He made the ten bases of bronze. The length of one base was four cubits, four cubits its width, and three cubits its height.
The work of the bases was like this: they had panels; and there were panels between the ledges;
and on the panels that were between the ledges were lions, oxen, and cherubim; and on the ledges there was a pedestal above; and beneath the lions and oxen were wreaths of hanging work.
Every base had four bronze wheels and axles of bronze; and its four feet had supports. The supports were cast beneath the basin, with wreaths at the side of each.
Its opening within the capital and above was a cubit. Its opening was round like the work of a pedestal, a cubit and a half; and also on its opening were engravings, and their panels were square, not round.
The four wheels were underneath the panels; and the axles of the wheels were in the base. The height of a wheel was a cubit and half a cubit.
The work of the wheels was like the work of a chariot wheel. Their axles, their rims, their spokes, and their hubs were all of cast metal.
There were four supports at the four corners of each base. Its supports were of the base itself.
In the top of the base there was a round band half a cubit high; and on the top of the base its supports and its panels were the same.
On the plates of its supports and on its panels, he engraved cherubim, lions, and palm trees, each in its space, with wreaths all around.
He made the ten bases in this way: all of them had one casting, one measure, and one form.
He made ten basins of bronze. One basin contained forty baths. Every basin measured four cubits. One basin was on every one of the ten bases.
He set the bases, five on the right side of the house and five on the left side of the house. He set the sea on the right side of the house eastward and toward the south.

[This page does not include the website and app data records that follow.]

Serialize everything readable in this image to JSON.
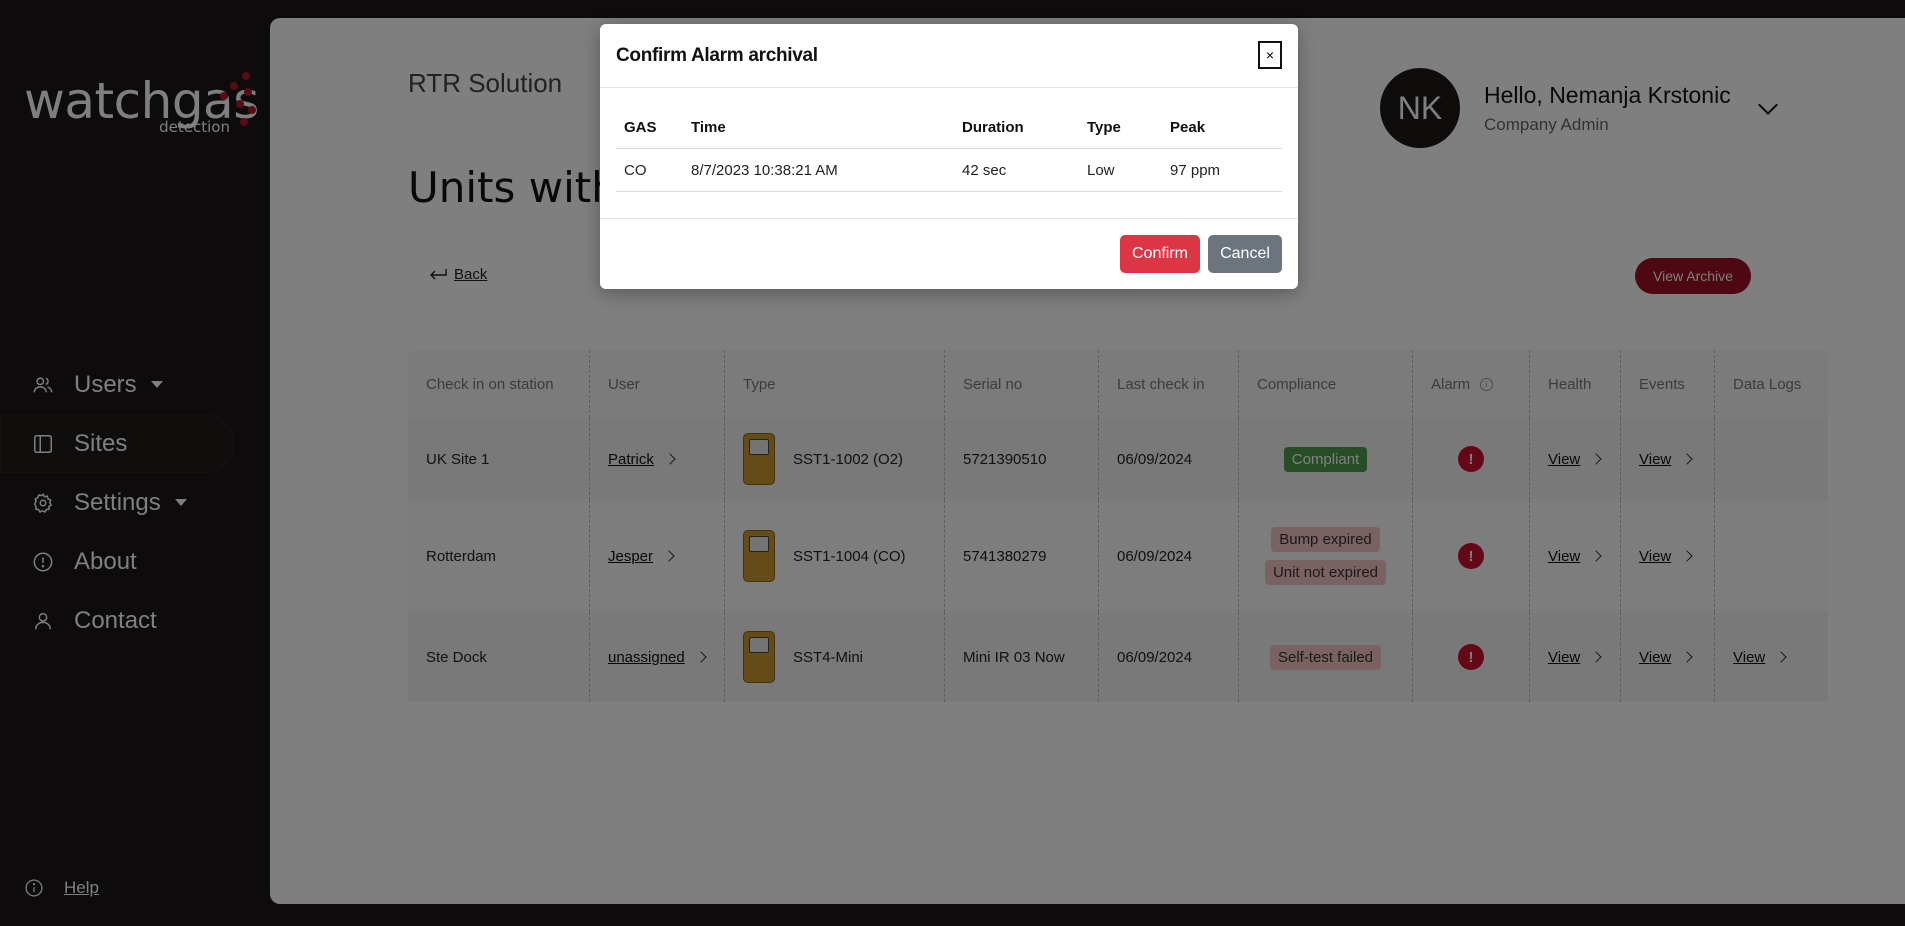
{
  "brand": {
    "word": "watchgas",
    "sub": "detection",
    "accent": "#b5182b"
  },
  "sidebar": {
    "items": [
      {
        "label": "Users",
        "icon": "users-icon",
        "has_dropdown": true
      },
      {
        "label": "Sites",
        "icon": "sidebar-panel-icon",
        "active": true
      },
      {
        "label": "Settings",
        "icon": "gear-icon",
        "has_dropdown": true
      },
      {
        "label": "About",
        "icon": "info-icon"
      },
      {
        "label": "Contact",
        "icon": "person-icon"
      }
    ],
    "help_label": "Help"
  },
  "header": {
    "company": "RTR Solution",
    "page_title": "Units with alarms",
    "user_initials": "NK",
    "user_greeting": "Hello, Nemanja Krstonic",
    "user_role": "Company Admin"
  },
  "actions": {
    "back_label": "Back",
    "view_archive_label": "View Archive"
  },
  "units_table": {
    "columns": [
      "Check in on station",
      "User",
      "Type",
      "Serial no",
      "Last check in",
      "Compliance",
      "Alarm",
      "Health",
      "Events",
      "Data Logs"
    ],
    "rows": [
      {
        "station": "UK Site 1",
        "user": "Patrick",
        "type": "SST1-1002 (O2)",
        "serial": "5721390510",
        "last_check_in": "06/09/2024",
        "compliance": [
          "Compliant"
        ],
        "alarm": "!",
        "health": "View",
        "events": "View",
        "data_logs": ""
      },
      {
        "station": "Rotterdam",
        "user": "Jesper",
        "type": "SST1-1004 (CO)",
        "serial": "5741380279",
        "last_check_in": "06/09/2024",
        "compliance": [
          "Bump expired",
          "Unit not expired"
        ],
        "alarm": "!",
        "health": "View",
        "events": "View",
        "data_logs": ""
      },
      {
        "station": "Ste Dock",
        "user": "unassigned",
        "type": "SST4-Mini",
        "serial": "Mini IR 03 Now",
        "last_check_in": "06/09/2024",
        "compliance": [
          "Self-test failed"
        ],
        "alarm": "!",
        "health": "View",
        "events": "View",
        "data_logs": "View"
      }
    ]
  },
  "modal": {
    "title": "Confirm Alarm archival",
    "close_label": "×",
    "columns": [
      "GAS",
      "Time",
      "Duration",
      "Type",
      "Peak"
    ],
    "rows": [
      {
        "gas": "CO",
        "time": "8/7/2023 10:38:21 AM",
        "duration": "42 sec",
        "type": "Low",
        "peak": "97 ppm"
      }
    ],
    "confirm_label": "Confirm",
    "cancel_label": "Cancel"
  },
  "colors": {
    "sidebar_bg": "#1a1716",
    "confirm": "#dc3545",
    "cancel": "#6c757d",
    "view_archive": "#9a1022",
    "compliant": "#4e9a4a",
    "noncompliant": "#f6c4c4",
    "alarm": "#c8102e"
  }
}
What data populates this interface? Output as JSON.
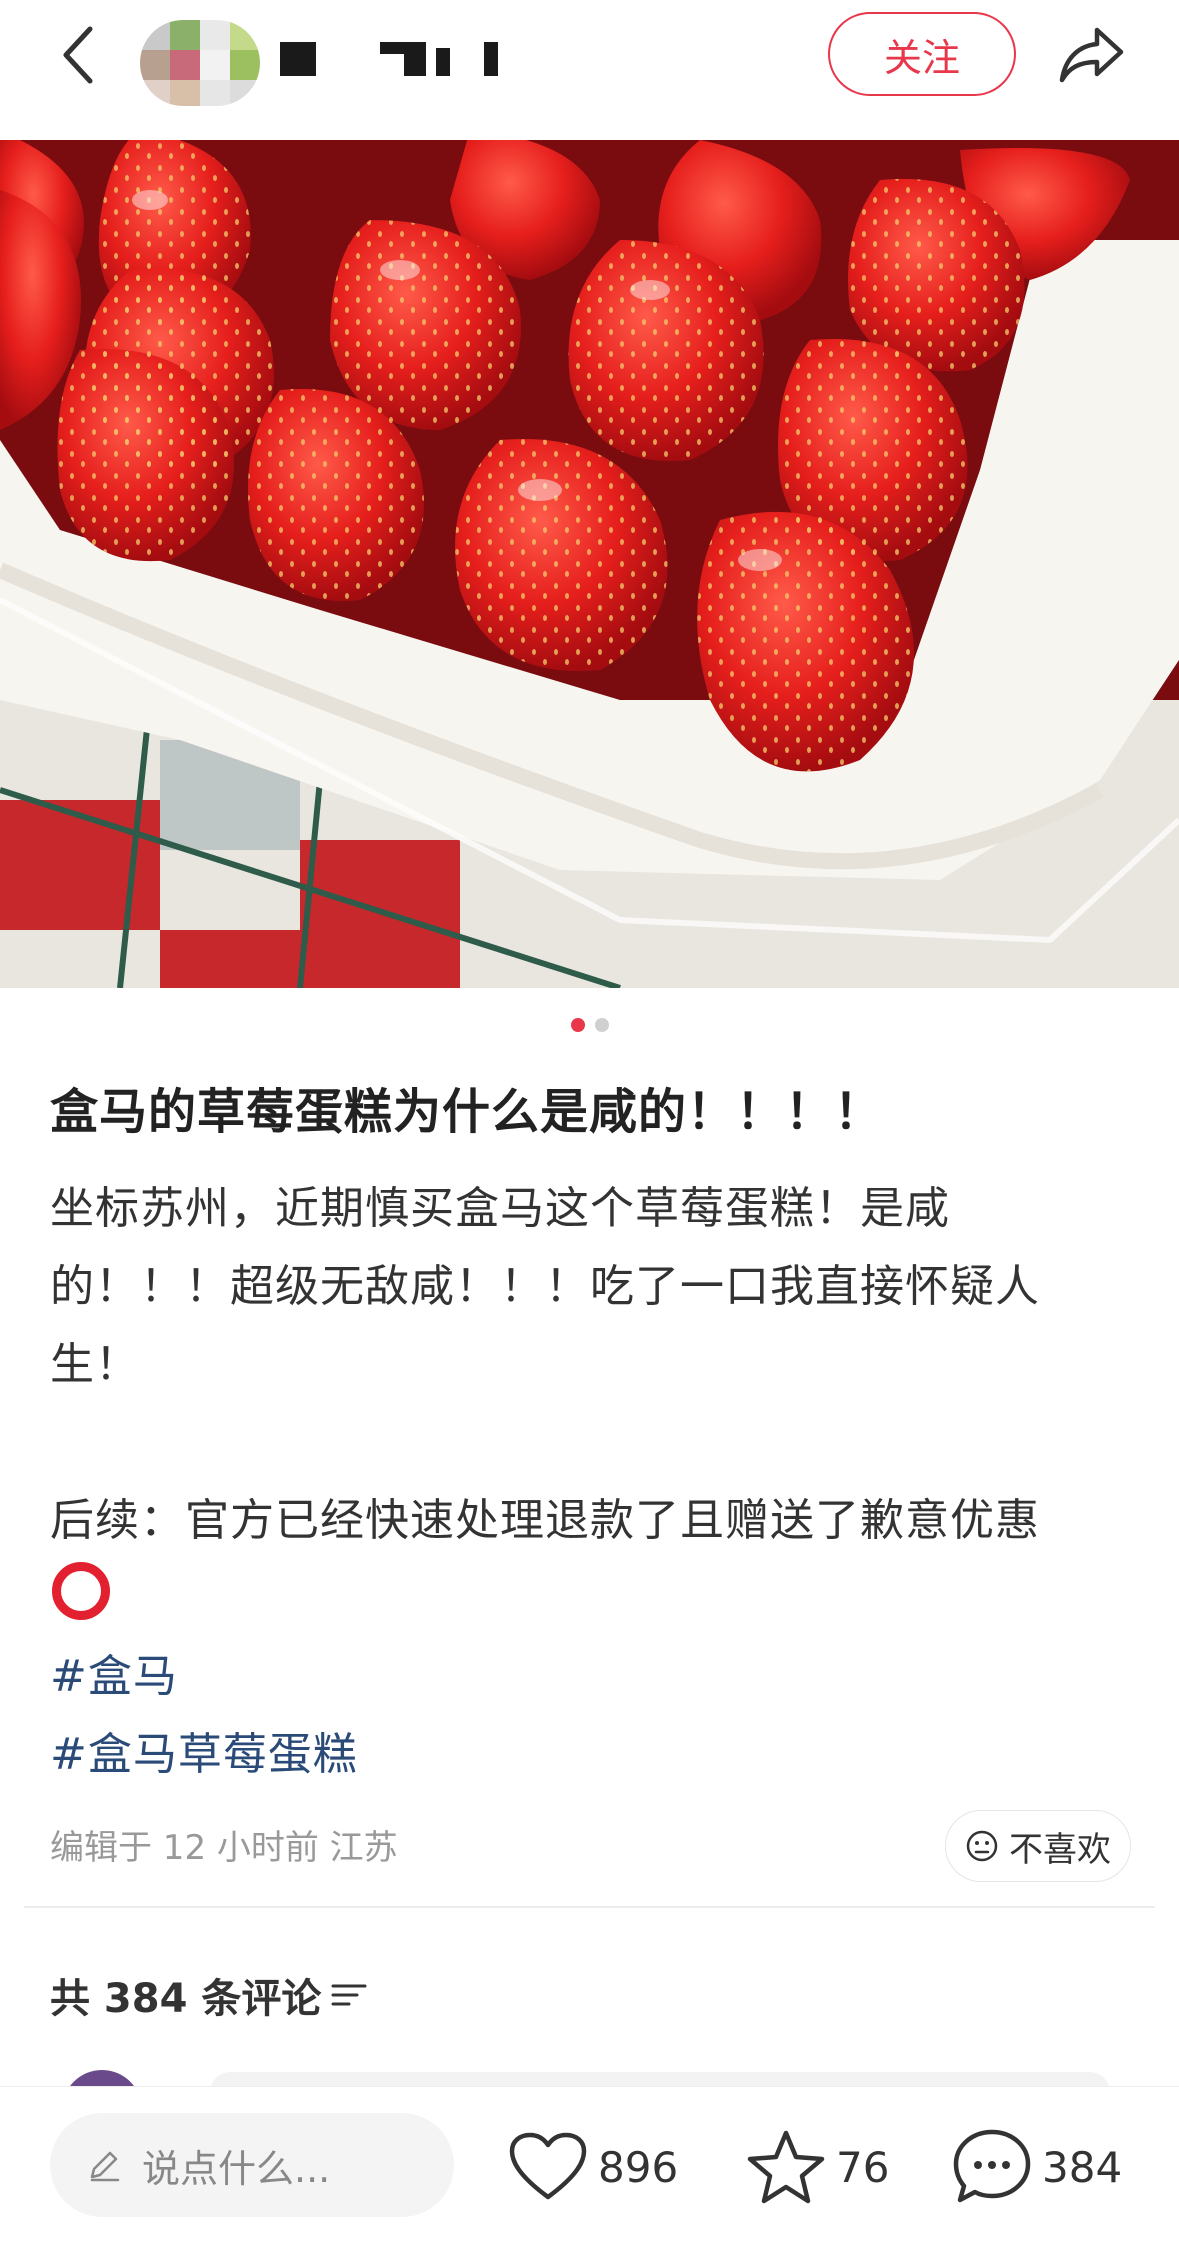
{
  "header": {
    "follow_label": "关注"
  },
  "post": {
    "title": "盒马的草莓蛋糕为什么是咸的！！！！",
    "body": "坐标苏州，近期慎买盒马这个草莓蛋糕！是咸\n的！！！超级无敌咸！！！吃了一口我直接怀疑人\n生！\n\n后续：官方已经快速处理退款了且赠送了歉意优惠",
    "tags": [
      "#盒马",
      "#盒马草莓蛋糕"
    ],
    "meta": "编辑于 12 小时前 江苏",
    "dislike_label": "不喜欢",
    "carousel": {
      "count": 2,
      "active_index": 0
    }
  },
  "comments": {
    "count_label": "共 384 条评论"
  },
  "bottom_bar": {
    "input_placeholder": "说点什么...",
    "likes": "896",
    "stars": "76",
    "comments": "384"
  },
  "icons": {
    "back": "chevron-left-icon",
    "share": "share-arrow-icon",
    "dislike": "frown-face-icon",
    "filter": "filter-lines-icon",
    "edit": "pencil-icon",
    "like": "heart-icon",
    "star": "star-icon",
    "comment": "chat-bubble-icon"
  },
  "colors": {
    "accent": "#e8374b",
    "tag": "#2a4a78",
    "muted": "#999999"
  }
}
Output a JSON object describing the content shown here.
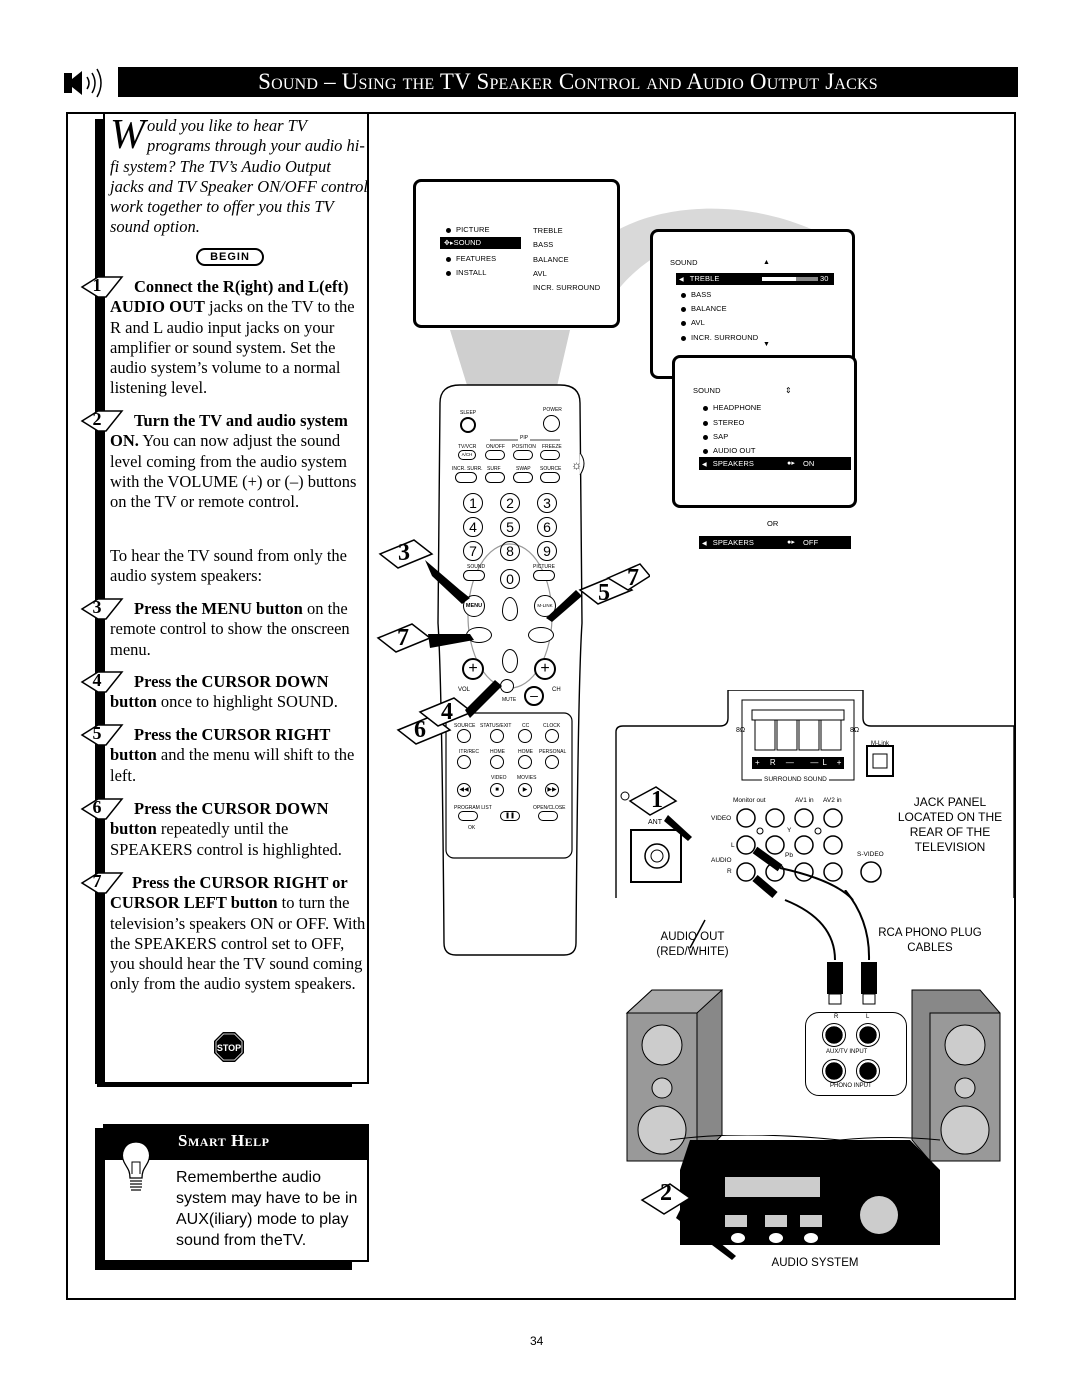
{
  "header": {
    "title": "Sound – Using the TV Speaker Control and Audio Output Jacks",
    "icon": "speaker-icon"
  },
  "intro": {
    "dropcap": "W",
    "text": "ould you like to hear TV programs through your audio hi-fi system?  The TV’s Audio Output jacks and TV Speaker ON/OFF control work together to offer you this TV sound option."
  },
  "begin_label": "BEGIN",
  "steps": [
    {
      "num": "1",
      "bold": "Connect the R(ight) and L(eft) AUDIO OUT",
      "text": " jacks on the TV to the R and L audio input jacks on your amplifier or sound system.  Set the audio system’s volume to a normal listening level."
    },
    {
      "num": "2",
      "bold": "Turn the TV and audio system ON.",
      "text": "  You can now adjust the sound level coming from the audio system with the VOLUME (+) or (–) buttons on the TV or remote control."
    },
    {
      "num": "3",
      "bold": "Press the MENU button",
      "text": " on the remote control to show the onscreen menu."
    },
    {
      "num": "4",
      "bold": "Press the CURSOR DOWN button",
      "text": " once to highlight SOUND."
    },
    {
      "num": "5",
      "bold": "Press the CURSOR RIGHT button",
      "text": " and the menu will shift to the left."
    },
    {
      "num": "6",
      "bold": "Press the CURSOR DOWN button",
      "text": " repeatedly until the SPEAKERS control is highlighted."
    },
    {
      "num": "7",
      "bold": "Press the CURSOR RIGHT or CURSOR LEFT button",
      "text": " to turn the television’s speakers ON or OFF. With the SPEAKERS control set to OFF, you should hear the TV sound coming only from the audio system speakers."
    }
  ],
  "interlude": "To hear the TV sound from only the audio system speakers:",
  "stop_label": "STOP",
  "smart_help": {
    "title": "Smart Help",
    "text": "Rememberthe audio system may have to be in AUX(iliary) mode to play sound from theTV."
  },
  "menu_main": {
    "left_items": [
      "PICTURE",
      "SOUND",
      "FEATURES",
      "INSTALL"
    ],
    "selected": "SOUND",
    "right_items": [
      "TREBLE",
      "BASS",
      "BALANCE",
      "AVL",
      "INCR. SURROUND"
    ]
  },
  "menu_sound1": {
    "title": "SOUND",
    "items": [
      "TREBLE",
      "BASS",
      "BALANCE",
      "AVL",
      "INCR. SURROUND"
    ],
    "selected": "TREBLE",
    "treble_value": "30",
    "treble_fraction": 0.6
  },
  "menu_sound2": {
    "title": "SOUND",
    "items": [
      "HEADPHONE",
      "STEREO",
      "SAP",
      "AUDIO OUT"
    ],
    "selected_label": "SPEAKERS",
    "selected_value": "ON"
  },
  "or_label": "OR",
  "speakers_off": {
    "label": "SPEAKERS",
    "value": "OFF"
  },
  "remote": {
    "sleep": "SLEEP",
    "power": "POWER",
    "pip": "PIP",
    "row1": [
      "TV/VCR",
      "ON/OFF",
      "POSITION",
      "FREEZE"
    ],
    "tvvcr_sub": "A/CH",
    "row2": [
      "INCR. SURR.",
      "SURF",
      "SWAP",
      "SOURCE"
    ],
    "digits": [
      "1",
      "2",
      "3",
      "4",
      "5",
      "6",
      "7",
      "8",
      "9",
      "0"
    ],
    "sound": "SOUND",
    "picture": "PICTURE",
    "menu": "MENU",
    "mlink": "M-LINK",
    "vol": "VOL",
    "ch": "CH",
    "mute": "MUTE",
    "row3": [
      "SOURCE",
      "STATUS/EXIT",
      "CC",
      "CLOCK"
    ],
    "row4": [
      "ITR/REC",
      "HOME",
      "HOME",
      "PERSONAL"
    ],
    "video": "VIDEO",
    "movies": "MOVIES",
    "program_list": "PROGRAM LIST",
    "open_close": "OPEN/CLOSE",
    "ok": "OK"
  },
  "callouts": [
    "3",
    "7",
    "4",
    "6",
    "5",
    "7",
    "1",
    "2"
  ],
  "jack_panel": {
    "ohm_left": "8Ω",
    "ohm_right": "8Ω",
    "terminal_labels": [
      "+",
      "R",
      "—",
      "—",
      "L",
      "+"
    ],
    "surround": "SURROUND SOUND",
    "mlink": "M-Link",
    "monitor_out": "Monitor out",
    "av1": "AV1 in",
    "av2": "AV2 in",
    "video": "VIDEO",
    "y": "Y",
    "l": "L",
    "pb": "Pb",
    "audio": "AUDIO",
    "r": "R",
    "svideo": "S-VIDEO",
    "ant": "ANT",
    "caption": "JACK PANEL LOCATED ON THE REAR OF THE TELEVISION"
  },
  "audio_out_label": "AUDIO OUT (RED/WHITE)",
  "rca_label": "RCA PHONO PLUG CABLES",
  "receiver_panel": {
    "r": "R",
    "l": "L",
    "aux": "AUX/TV INPUT",
    "phono": "PHONO INPUT"
  },
  "audio_system_label": "AUDIO SYSTEM",
  "page_number": "34"
}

Hiram made the pots, the shovels, and the basins. So Hiram finished doing all the work that he worked for King Solomon in Yahweh’s house:
the two pillars; the two bowls of the capitals that were on the top of the pillars; the two networks to cover the two bowls of the capitals that were on the top of the pillars;
the four hundred pomegranates for the two networks; two rows of pomegranates for each network, to cover the two bowls of the capitals that were on the pillars;
the ten bases; the ten basins on the bases;
the one sea; the twelve oxen under the sea;
the pots; the shovels; and the basins. All of these vessels, which Hiram made for King Solomon in Yahweh’s house, were of burnished bronze.
The king cast them in the plain of the Jordan, in the clay ground between Succoth and Zarethan.
Solomon left all the vessels unweighed, because there were so many of them. The weight of the bronze could not be determined.
Solomon made all the vessels that were in Yahweh’s house: the golden altar and the table that the show bread was on, of gold;
and the lamp stands, five on the right side and five on the left, in front of the inner sanctuary, of pure gold; and the flowers, the lamps, and the tongs, of gold;
the cups, the snuffers, the basins, the spoons, and the fire pans, of pure gold; and the hinges, both for the doors of the inner house, the most holy place, and for the doors of the house, of the temple, of gold.
Thus all the work that King Solomon did in Yahweh’s house was finished. Solomon brought in the things which David his father had dedicated—the silver, the gold, and the vessels—and put them in the treasuries of Yahweh’s house.